David, the hairdresser, provided me some insight on this question while he cut my hair. A native Zacatecano of about forty, he escaped Zacatecas in his younger days and moved to DF which he enjoyed tremendously. But he moved back to Zacatecas a couple years ago as his parents were getting older and he felt he should be closer to them. “The people here are very Catholic,” he told me, rolling his eyes. Very narrow minded. I can’t imagine why you’d want to live here. If it weren’t for my parents, I’d be back in DF. Still, there is one fairly large gay bar in town, and there has been at least one gay pride march there, so I’d not be the only “out” gay in town.

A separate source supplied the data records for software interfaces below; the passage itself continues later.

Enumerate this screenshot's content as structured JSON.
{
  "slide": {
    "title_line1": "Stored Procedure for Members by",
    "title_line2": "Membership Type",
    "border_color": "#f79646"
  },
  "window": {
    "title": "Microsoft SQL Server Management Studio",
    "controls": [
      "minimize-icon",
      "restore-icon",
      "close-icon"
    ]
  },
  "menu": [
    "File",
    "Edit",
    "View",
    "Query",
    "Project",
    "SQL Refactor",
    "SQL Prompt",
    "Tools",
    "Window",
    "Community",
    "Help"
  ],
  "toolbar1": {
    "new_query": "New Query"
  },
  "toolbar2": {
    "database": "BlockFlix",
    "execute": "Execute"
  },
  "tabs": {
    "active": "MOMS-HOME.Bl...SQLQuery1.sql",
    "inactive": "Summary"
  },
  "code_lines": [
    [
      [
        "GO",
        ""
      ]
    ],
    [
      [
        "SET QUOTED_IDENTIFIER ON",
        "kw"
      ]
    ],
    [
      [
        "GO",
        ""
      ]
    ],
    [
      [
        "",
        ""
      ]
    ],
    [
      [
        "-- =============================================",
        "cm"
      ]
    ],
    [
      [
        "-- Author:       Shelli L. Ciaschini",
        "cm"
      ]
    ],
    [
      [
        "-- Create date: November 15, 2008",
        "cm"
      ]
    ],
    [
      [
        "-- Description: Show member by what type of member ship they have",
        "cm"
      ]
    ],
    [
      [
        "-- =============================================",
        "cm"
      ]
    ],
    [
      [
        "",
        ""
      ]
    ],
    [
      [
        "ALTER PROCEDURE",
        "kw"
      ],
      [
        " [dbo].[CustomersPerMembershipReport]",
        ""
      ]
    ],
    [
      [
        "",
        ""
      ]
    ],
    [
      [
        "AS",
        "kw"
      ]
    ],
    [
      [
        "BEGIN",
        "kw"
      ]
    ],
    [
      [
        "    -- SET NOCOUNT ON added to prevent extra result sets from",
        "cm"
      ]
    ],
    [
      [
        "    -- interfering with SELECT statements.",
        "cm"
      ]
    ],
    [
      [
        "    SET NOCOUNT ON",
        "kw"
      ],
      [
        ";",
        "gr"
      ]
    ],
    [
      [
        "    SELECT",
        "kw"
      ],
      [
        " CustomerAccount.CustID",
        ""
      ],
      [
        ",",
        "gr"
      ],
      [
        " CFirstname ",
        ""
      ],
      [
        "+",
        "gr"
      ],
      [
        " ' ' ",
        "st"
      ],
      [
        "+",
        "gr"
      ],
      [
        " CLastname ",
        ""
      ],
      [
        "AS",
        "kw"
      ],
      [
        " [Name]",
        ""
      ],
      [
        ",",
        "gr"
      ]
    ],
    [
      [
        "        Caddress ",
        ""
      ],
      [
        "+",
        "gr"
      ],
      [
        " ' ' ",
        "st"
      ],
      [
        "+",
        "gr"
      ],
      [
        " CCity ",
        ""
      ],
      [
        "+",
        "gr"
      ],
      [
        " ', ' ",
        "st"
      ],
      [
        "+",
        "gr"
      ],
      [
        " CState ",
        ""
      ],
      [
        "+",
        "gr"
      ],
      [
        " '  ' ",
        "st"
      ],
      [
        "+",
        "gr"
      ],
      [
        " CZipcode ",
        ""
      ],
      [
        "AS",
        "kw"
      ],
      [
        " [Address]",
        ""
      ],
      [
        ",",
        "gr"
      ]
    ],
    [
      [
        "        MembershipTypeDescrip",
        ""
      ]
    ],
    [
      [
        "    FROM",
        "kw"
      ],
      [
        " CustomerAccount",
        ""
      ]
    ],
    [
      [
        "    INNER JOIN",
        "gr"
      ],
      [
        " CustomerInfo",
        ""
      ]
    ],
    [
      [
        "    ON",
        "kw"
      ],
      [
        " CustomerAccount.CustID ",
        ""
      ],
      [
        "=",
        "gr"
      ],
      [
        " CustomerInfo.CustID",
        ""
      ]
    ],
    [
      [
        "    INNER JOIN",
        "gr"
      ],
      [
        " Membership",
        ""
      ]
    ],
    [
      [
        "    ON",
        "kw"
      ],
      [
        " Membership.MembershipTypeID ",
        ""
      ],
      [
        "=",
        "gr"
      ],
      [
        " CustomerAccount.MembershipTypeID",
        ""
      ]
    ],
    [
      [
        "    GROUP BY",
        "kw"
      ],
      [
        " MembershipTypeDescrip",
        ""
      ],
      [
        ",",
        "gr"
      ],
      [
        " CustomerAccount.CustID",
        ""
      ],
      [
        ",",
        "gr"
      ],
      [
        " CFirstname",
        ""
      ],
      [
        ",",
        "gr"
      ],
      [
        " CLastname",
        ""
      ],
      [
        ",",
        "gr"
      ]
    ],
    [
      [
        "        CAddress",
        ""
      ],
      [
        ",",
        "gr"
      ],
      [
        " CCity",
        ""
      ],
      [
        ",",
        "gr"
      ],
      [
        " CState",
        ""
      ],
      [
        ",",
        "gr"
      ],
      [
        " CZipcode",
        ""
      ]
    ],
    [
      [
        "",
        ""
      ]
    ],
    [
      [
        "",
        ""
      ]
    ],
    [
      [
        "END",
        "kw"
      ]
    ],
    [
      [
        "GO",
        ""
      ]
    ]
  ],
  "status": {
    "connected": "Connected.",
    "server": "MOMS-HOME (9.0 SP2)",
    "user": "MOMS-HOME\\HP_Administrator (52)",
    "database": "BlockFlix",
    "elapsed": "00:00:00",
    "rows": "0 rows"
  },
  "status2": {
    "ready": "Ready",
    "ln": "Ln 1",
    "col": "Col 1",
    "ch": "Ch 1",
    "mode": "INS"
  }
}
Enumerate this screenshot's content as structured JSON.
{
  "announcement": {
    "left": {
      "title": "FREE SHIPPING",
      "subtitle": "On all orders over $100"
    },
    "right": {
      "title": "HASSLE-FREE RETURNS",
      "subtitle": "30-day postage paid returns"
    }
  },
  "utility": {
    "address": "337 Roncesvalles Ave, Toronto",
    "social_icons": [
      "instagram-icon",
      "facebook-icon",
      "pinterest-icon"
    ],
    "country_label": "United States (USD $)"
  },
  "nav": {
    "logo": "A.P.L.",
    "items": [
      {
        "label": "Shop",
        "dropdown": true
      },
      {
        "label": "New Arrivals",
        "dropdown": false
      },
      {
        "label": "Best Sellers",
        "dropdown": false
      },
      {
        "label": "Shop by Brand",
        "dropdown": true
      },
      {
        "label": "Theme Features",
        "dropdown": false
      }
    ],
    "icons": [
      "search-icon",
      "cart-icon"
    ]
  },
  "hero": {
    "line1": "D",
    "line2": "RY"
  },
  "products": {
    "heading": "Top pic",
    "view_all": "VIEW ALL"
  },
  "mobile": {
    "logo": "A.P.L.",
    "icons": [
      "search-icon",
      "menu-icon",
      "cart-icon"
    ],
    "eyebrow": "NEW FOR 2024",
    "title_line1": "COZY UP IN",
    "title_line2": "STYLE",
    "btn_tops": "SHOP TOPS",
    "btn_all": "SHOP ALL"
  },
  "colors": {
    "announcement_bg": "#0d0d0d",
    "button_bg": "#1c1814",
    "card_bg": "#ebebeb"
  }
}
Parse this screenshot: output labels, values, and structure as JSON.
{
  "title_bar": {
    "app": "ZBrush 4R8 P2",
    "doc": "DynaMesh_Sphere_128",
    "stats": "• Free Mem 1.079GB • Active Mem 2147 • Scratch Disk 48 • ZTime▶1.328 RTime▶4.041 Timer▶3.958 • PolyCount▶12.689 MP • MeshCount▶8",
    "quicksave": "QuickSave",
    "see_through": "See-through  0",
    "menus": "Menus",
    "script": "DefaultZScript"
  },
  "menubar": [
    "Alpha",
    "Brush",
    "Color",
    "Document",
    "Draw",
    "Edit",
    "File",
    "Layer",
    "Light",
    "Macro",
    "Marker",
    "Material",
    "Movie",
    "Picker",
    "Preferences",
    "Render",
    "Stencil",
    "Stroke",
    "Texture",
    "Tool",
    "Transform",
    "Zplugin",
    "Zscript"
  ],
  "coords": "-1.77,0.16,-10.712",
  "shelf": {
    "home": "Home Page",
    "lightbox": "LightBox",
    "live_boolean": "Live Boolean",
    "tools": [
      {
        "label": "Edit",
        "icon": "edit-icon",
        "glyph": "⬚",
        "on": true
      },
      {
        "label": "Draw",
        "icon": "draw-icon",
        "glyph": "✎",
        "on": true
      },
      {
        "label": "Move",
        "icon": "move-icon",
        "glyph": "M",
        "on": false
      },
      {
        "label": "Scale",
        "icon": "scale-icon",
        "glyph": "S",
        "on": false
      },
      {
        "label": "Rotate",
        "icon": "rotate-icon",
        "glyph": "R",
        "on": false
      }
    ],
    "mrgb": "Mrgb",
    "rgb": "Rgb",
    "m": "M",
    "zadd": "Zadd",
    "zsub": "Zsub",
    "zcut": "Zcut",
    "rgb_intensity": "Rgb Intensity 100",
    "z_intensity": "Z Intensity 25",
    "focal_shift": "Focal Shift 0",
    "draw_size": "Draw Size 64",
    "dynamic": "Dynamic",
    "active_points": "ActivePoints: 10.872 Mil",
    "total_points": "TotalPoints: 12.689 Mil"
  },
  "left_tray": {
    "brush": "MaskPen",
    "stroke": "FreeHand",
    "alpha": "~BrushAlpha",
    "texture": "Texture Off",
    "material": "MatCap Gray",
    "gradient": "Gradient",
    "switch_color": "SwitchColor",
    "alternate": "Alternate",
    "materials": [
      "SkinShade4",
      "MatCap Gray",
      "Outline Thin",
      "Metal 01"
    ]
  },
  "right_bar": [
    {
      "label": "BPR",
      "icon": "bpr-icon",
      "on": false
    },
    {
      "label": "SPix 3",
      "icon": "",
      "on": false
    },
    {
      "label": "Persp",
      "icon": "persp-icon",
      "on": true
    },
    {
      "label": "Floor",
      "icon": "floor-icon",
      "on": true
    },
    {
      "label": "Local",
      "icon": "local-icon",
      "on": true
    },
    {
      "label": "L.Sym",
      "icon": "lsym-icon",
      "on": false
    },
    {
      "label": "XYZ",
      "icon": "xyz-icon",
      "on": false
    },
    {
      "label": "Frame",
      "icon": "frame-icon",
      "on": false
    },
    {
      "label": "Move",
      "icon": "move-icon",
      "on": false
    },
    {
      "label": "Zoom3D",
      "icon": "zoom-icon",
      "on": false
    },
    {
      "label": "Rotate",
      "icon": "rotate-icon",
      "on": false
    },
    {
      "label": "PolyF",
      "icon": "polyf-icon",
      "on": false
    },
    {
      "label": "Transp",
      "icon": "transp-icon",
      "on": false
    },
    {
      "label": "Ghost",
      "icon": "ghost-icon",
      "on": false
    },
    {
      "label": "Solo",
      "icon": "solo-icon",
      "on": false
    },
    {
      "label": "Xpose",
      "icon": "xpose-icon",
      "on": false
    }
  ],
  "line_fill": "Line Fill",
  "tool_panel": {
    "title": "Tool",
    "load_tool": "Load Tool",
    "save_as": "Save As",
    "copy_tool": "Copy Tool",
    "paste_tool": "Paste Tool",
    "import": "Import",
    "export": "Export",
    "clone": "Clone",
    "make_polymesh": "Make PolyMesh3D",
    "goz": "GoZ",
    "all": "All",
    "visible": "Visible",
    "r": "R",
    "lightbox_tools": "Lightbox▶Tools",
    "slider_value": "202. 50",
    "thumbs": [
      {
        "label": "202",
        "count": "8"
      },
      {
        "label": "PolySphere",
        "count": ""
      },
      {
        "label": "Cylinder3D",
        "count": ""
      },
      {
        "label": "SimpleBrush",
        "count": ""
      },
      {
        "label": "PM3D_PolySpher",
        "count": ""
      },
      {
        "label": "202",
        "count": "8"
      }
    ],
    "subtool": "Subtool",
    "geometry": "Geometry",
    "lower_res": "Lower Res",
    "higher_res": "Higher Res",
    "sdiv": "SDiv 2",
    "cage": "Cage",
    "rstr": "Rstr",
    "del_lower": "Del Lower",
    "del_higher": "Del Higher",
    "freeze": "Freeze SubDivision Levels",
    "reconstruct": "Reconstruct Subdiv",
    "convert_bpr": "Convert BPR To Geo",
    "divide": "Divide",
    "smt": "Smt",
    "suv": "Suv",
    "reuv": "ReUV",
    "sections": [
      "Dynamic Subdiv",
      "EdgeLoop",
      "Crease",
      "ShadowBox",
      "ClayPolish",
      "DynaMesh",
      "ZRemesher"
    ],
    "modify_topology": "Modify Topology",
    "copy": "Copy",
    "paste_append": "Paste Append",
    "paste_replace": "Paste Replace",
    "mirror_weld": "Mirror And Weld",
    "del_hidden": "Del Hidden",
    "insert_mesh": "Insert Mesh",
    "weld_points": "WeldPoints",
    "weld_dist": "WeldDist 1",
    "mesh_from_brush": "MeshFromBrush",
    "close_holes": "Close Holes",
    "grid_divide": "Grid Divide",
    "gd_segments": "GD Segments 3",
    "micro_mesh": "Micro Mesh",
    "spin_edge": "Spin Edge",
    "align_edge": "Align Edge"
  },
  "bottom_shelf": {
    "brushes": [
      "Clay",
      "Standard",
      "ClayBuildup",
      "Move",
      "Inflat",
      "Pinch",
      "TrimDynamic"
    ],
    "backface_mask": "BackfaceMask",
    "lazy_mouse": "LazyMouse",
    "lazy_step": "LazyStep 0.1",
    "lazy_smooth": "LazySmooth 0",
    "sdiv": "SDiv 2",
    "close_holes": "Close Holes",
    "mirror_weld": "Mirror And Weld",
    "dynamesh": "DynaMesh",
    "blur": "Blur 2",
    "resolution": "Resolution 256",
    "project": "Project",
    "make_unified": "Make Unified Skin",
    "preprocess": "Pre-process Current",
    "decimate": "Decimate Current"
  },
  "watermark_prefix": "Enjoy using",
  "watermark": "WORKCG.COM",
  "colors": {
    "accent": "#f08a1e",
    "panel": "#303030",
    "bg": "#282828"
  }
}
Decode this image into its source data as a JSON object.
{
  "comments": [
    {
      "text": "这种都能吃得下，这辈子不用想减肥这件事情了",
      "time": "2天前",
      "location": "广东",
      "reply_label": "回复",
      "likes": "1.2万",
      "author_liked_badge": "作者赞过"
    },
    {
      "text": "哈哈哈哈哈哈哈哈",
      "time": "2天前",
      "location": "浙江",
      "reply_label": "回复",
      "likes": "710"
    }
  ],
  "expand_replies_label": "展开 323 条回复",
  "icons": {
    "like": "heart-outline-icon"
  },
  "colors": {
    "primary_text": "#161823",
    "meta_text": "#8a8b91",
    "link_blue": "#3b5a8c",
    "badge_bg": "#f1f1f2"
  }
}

Luis, on the other hand, seemed to be very happy to be out of Chicago, and was loving living in Zacatecas. For him, it was one big party, and he had lots of friends, including a girlfriend. Though he had Mexican and American citizenship, his accent in English was totally American, though oddly African-American ghetto. I suspect that where he grew up in Chicago wasn’t exactly a lovely part of town. So I’m sure that colors his view of Zacatecas.
And the others? They seemed happy enough to be in Zacatecas too.
But for me, it’d be a huge change in lifestyle, with positives and negatives. On the positive side, I’d be much closer to a sort of more urban life, being easily able to swing out to the Zócalo for a coffee break during the day, and wandering out to restaurants at night. Though I live in the city of Boston, I’m in a suburban-like setting on a park, and it’s pretty quiet here during the week. Stores and such are a fifteen-minute walk away, and while nice enough, they’re not exactly World Heritage Site material. Sure, there are plenty of big-city amenities, world-class museums, and the Boston Symphony a subway ride away, but I’m not at all in the thick of things in Boston, which is fine since I love my neighborhood, and have lots of friends here. But a Zacatecan life in that house would be more urban and closer to the city’s main attractions, despite the smaller city size. No yard to care for, a one-minute walk to the center of the city, and tons of festivals and the like within spitting distance all create a sense of urbanity.
I’m totally torn about this house. My impulsive half just wants to buy this place now and start the remodeling. But my practical half, which usually wins these battles, counsels caution. Given the price hike in the face of no sale probably means the seller is unreasonable. I can make a fairly convincing argument that the peso is likely headed lower, especially next year when Mexico’s federal government begins to feel the pinch of lower oil prices and may need to increase borrowings or taxes. (Pemex is hedged through about September, but needs to re-hedge then.) US interest rates are rising, which puts upward pressure on the dollar. And if US rates fall, that’ll be due to a material slowdown in the economy or a recession, which has never been good for the peso.
So where does that leave me? Back in indecision-land without a map. Wish me luck! I’ll need it.
And please do comment. I’d love to get some other perspectives. Saludos!